> **TASK DETAILS**: Each line that contains the word "vertical" is to be copied from the records below.

(RECORDS TO USE)

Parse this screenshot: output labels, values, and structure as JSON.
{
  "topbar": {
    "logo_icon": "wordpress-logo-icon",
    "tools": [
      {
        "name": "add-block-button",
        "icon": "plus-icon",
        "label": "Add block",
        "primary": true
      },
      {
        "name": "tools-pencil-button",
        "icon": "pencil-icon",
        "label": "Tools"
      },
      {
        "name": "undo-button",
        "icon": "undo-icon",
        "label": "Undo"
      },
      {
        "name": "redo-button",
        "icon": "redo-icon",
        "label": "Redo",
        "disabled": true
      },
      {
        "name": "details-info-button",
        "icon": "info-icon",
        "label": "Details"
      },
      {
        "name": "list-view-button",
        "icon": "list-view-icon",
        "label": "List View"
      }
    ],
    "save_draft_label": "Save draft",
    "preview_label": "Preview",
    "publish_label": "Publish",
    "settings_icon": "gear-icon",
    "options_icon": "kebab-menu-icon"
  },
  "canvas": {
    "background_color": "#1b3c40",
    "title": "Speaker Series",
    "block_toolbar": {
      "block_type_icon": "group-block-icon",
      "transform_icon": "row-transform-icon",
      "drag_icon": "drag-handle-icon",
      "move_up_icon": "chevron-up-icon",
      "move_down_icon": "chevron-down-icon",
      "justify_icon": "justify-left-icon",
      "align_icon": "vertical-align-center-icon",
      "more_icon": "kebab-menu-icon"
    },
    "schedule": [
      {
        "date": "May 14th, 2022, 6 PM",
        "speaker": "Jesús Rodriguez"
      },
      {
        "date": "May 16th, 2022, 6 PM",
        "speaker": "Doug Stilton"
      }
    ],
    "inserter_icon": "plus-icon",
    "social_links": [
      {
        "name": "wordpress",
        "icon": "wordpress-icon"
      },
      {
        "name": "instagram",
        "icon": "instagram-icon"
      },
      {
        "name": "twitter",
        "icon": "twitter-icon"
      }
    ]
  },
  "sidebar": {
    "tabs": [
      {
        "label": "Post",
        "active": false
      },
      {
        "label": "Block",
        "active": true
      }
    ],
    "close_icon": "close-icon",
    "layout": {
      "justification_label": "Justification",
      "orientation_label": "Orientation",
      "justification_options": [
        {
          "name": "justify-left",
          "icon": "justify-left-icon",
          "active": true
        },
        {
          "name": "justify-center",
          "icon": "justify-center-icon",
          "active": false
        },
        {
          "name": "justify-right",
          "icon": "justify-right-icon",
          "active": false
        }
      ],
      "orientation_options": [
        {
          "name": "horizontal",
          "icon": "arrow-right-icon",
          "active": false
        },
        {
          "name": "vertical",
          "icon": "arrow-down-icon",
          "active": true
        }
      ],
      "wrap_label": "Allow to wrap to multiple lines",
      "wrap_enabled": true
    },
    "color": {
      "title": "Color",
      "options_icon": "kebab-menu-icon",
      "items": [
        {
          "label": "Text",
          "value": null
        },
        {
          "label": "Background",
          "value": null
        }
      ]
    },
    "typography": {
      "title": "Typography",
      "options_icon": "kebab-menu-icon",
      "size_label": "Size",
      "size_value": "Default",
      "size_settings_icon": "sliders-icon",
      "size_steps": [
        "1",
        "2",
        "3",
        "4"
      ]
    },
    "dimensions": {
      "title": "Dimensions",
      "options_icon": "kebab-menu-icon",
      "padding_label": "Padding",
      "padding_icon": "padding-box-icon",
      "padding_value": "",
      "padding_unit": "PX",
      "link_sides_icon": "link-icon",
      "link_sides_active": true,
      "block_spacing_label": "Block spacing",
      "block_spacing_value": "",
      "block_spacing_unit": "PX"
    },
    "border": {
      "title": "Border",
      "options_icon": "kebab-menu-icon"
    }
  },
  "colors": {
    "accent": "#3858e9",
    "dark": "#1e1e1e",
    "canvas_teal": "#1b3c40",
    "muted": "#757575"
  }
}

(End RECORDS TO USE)
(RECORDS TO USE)

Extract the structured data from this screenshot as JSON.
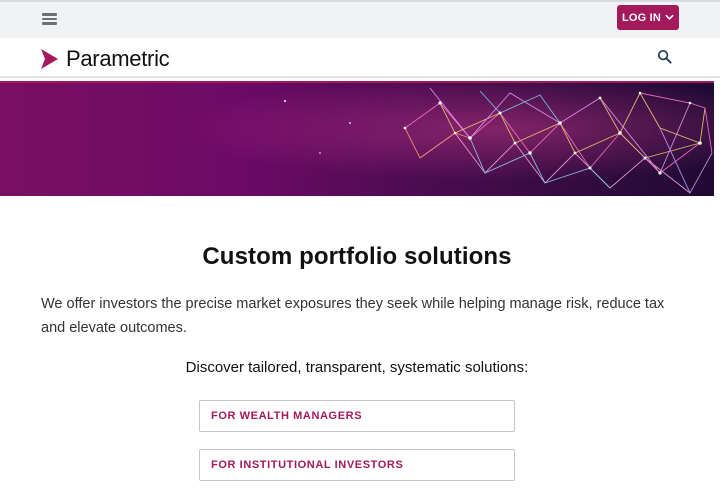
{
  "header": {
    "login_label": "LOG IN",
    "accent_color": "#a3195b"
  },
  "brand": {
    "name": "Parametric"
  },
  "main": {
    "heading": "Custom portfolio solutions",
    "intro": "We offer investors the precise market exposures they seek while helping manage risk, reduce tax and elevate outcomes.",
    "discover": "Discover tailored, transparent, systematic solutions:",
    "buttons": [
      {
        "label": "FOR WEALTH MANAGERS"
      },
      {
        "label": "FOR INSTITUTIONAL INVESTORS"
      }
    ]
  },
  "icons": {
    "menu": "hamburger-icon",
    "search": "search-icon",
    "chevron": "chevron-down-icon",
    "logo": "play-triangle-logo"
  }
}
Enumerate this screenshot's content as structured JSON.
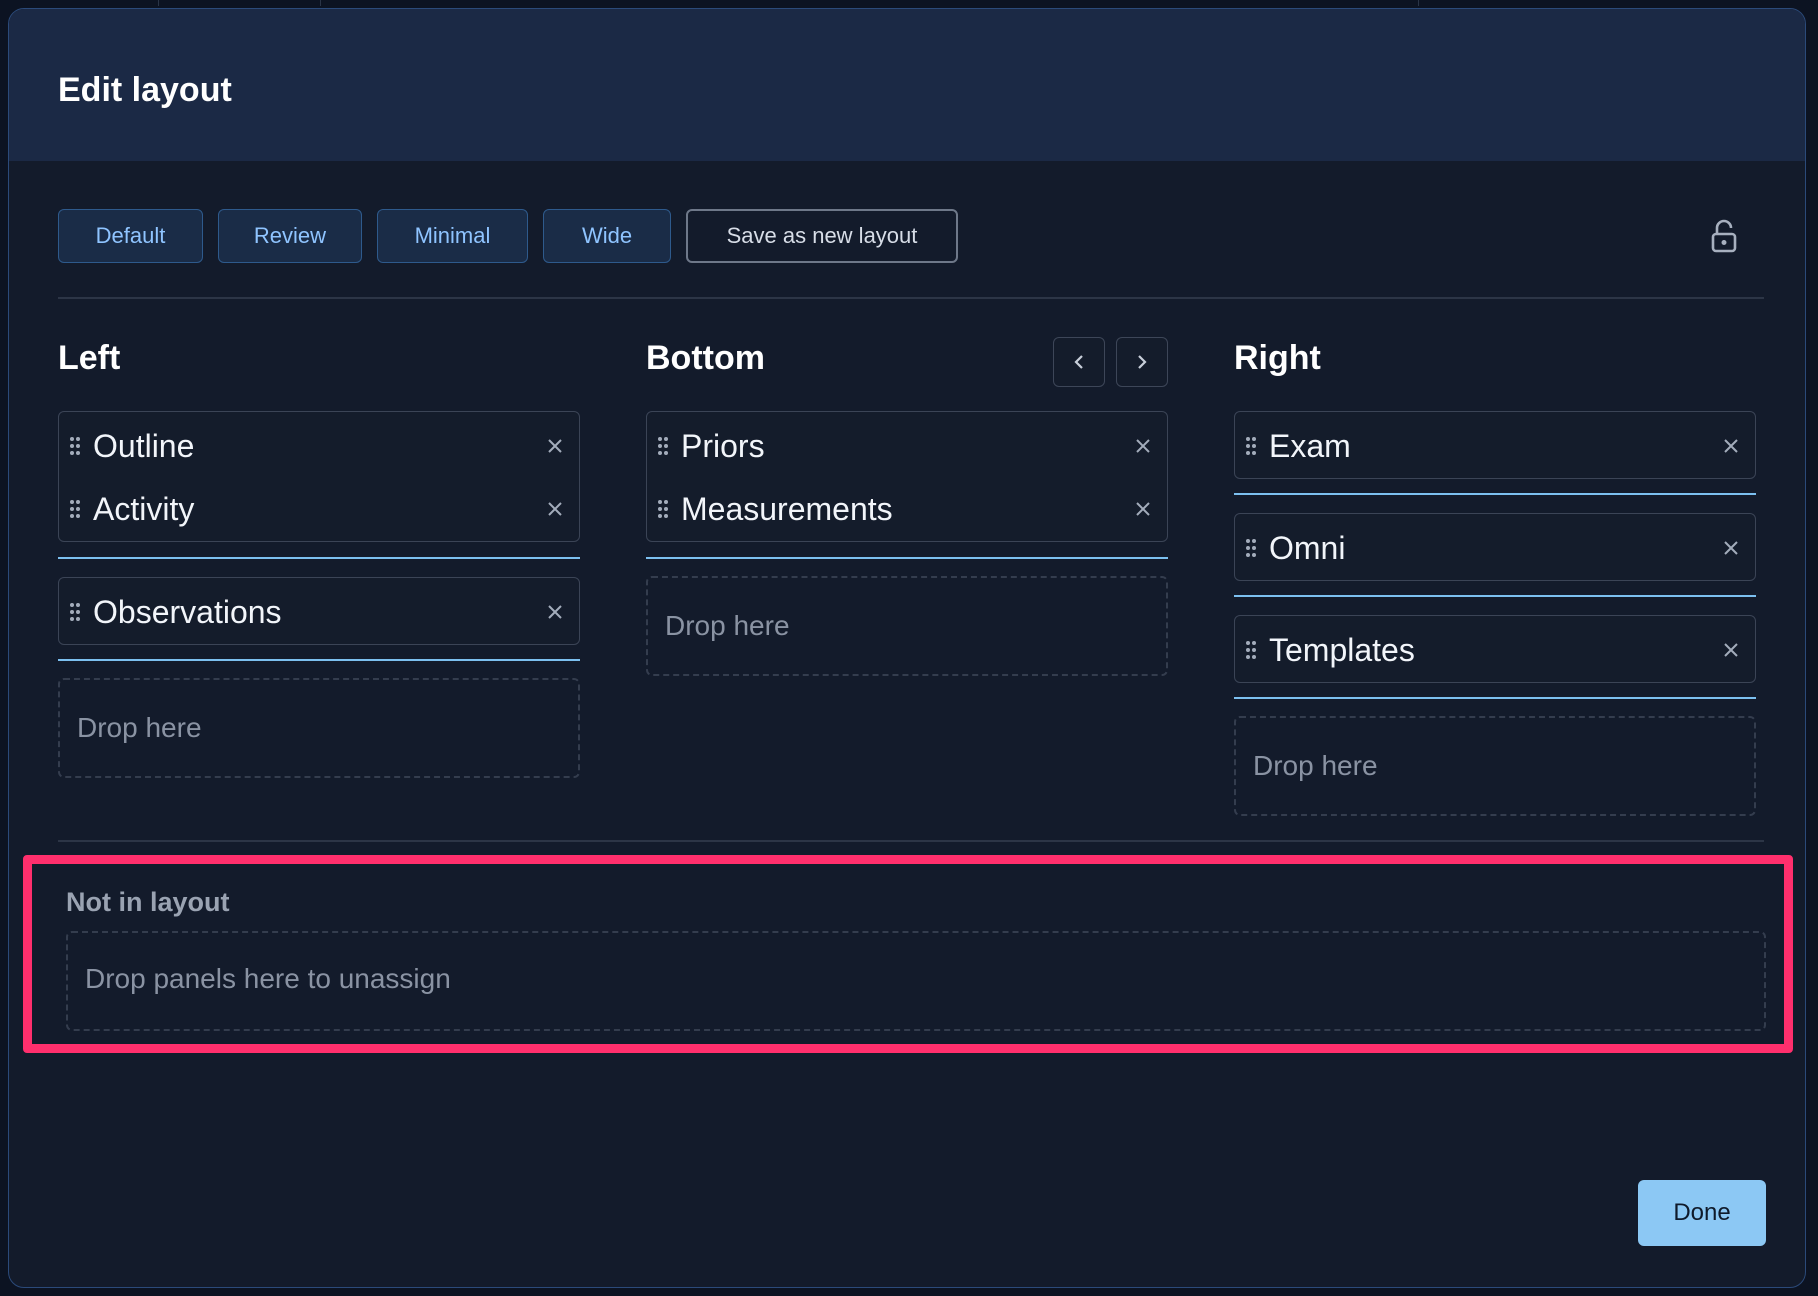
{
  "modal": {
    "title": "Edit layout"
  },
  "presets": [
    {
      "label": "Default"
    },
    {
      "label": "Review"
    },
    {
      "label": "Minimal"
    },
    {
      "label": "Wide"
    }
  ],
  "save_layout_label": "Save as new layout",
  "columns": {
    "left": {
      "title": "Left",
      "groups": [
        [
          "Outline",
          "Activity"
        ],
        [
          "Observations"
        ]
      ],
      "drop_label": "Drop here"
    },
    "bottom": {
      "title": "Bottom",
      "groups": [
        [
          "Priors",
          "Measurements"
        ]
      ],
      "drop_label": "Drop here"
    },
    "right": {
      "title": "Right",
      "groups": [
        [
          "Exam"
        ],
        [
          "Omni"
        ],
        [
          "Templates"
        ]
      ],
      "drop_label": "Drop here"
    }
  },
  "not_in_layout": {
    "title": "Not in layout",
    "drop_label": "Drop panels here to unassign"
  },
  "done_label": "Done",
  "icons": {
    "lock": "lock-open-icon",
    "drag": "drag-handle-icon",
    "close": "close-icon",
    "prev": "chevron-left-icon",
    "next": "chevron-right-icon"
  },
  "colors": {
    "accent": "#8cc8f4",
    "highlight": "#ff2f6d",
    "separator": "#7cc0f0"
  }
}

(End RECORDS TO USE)
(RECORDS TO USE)

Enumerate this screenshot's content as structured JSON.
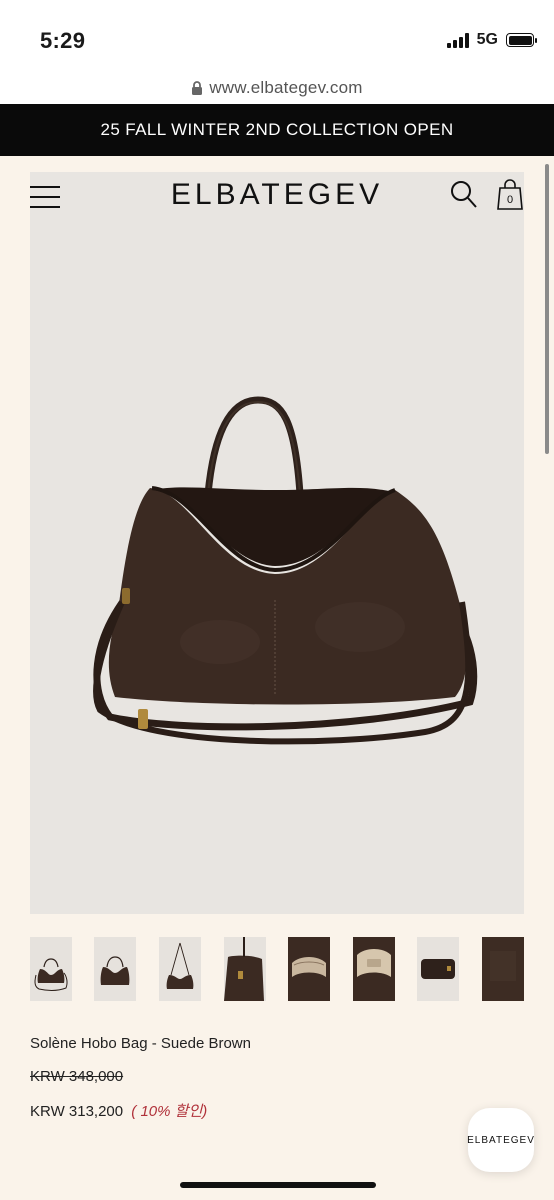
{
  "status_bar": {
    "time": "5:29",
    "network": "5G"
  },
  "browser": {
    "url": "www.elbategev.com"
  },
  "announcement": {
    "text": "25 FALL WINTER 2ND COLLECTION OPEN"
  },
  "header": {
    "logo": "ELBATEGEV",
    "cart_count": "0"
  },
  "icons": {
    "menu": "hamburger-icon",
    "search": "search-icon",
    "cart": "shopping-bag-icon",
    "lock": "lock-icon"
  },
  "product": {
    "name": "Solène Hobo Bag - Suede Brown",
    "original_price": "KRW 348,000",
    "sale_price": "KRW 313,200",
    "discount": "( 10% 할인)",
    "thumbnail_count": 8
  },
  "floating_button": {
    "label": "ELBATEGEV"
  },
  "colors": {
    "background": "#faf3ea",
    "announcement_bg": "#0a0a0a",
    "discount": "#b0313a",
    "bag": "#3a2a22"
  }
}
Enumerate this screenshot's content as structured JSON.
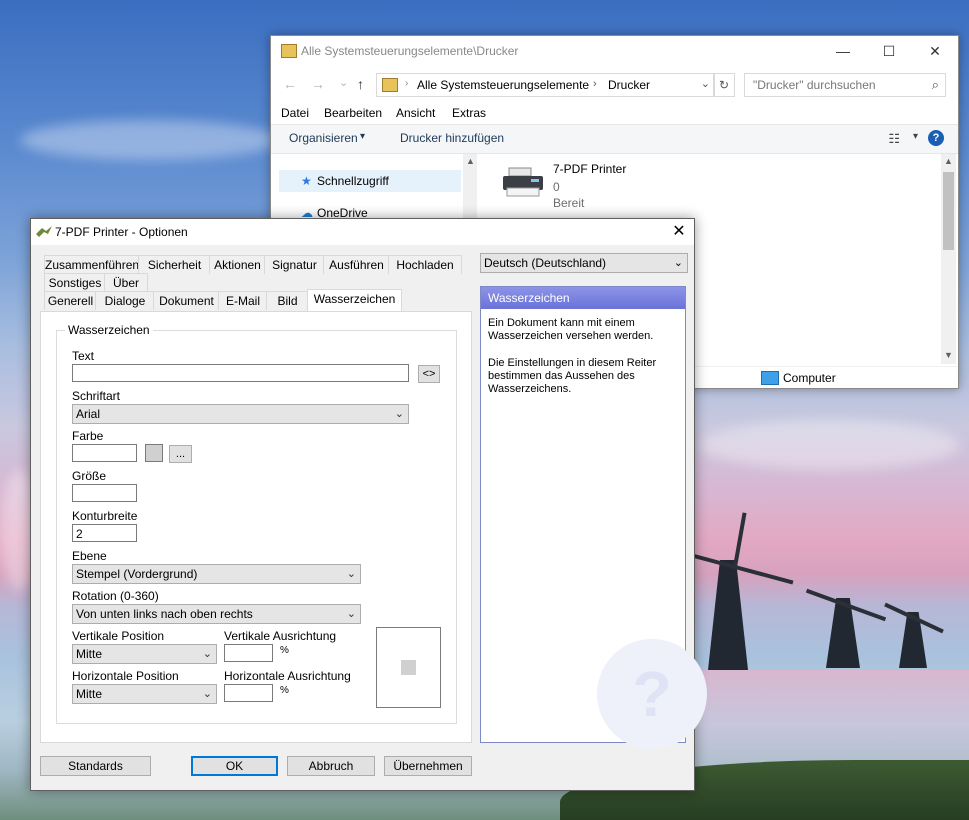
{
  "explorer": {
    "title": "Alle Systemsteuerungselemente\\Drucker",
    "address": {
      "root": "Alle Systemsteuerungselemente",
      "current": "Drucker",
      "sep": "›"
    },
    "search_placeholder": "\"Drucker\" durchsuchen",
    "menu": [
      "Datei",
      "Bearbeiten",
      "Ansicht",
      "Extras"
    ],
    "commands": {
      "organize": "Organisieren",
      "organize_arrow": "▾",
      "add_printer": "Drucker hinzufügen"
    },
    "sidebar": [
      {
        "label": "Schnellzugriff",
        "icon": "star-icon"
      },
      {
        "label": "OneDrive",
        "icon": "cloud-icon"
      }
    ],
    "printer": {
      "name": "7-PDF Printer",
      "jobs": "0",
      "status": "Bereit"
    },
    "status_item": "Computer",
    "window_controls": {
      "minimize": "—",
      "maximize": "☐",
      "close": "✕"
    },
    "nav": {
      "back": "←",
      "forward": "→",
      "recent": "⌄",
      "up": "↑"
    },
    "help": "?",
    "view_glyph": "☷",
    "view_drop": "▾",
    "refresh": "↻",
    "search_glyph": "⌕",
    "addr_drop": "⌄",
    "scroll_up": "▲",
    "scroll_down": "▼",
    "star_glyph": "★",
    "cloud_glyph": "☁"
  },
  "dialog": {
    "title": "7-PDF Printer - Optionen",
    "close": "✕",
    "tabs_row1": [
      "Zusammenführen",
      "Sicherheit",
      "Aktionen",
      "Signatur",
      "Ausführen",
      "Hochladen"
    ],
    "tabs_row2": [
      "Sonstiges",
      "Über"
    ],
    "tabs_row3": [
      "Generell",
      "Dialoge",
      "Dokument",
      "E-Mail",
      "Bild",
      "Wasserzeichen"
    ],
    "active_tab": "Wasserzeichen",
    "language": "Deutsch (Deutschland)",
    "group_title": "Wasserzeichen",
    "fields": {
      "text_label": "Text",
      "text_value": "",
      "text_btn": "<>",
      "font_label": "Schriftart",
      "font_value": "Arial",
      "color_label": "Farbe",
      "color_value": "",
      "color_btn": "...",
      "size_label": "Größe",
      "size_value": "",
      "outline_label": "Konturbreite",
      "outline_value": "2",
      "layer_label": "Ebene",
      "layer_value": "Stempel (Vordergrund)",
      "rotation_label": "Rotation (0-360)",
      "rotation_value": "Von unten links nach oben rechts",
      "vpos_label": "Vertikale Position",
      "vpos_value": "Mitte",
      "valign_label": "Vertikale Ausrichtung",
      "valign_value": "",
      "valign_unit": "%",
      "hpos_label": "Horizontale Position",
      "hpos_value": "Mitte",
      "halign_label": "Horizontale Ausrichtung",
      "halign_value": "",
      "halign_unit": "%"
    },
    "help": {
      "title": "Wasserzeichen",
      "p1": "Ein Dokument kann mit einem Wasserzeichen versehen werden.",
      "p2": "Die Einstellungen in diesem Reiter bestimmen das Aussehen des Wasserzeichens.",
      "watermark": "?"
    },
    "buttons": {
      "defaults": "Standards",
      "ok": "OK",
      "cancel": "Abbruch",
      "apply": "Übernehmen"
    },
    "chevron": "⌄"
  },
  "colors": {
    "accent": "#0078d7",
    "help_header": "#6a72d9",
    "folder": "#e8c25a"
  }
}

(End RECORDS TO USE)

> **TASK RESPONSE**:
      "align_icon": "vertical-align-center-icon",
          "name": "vertical",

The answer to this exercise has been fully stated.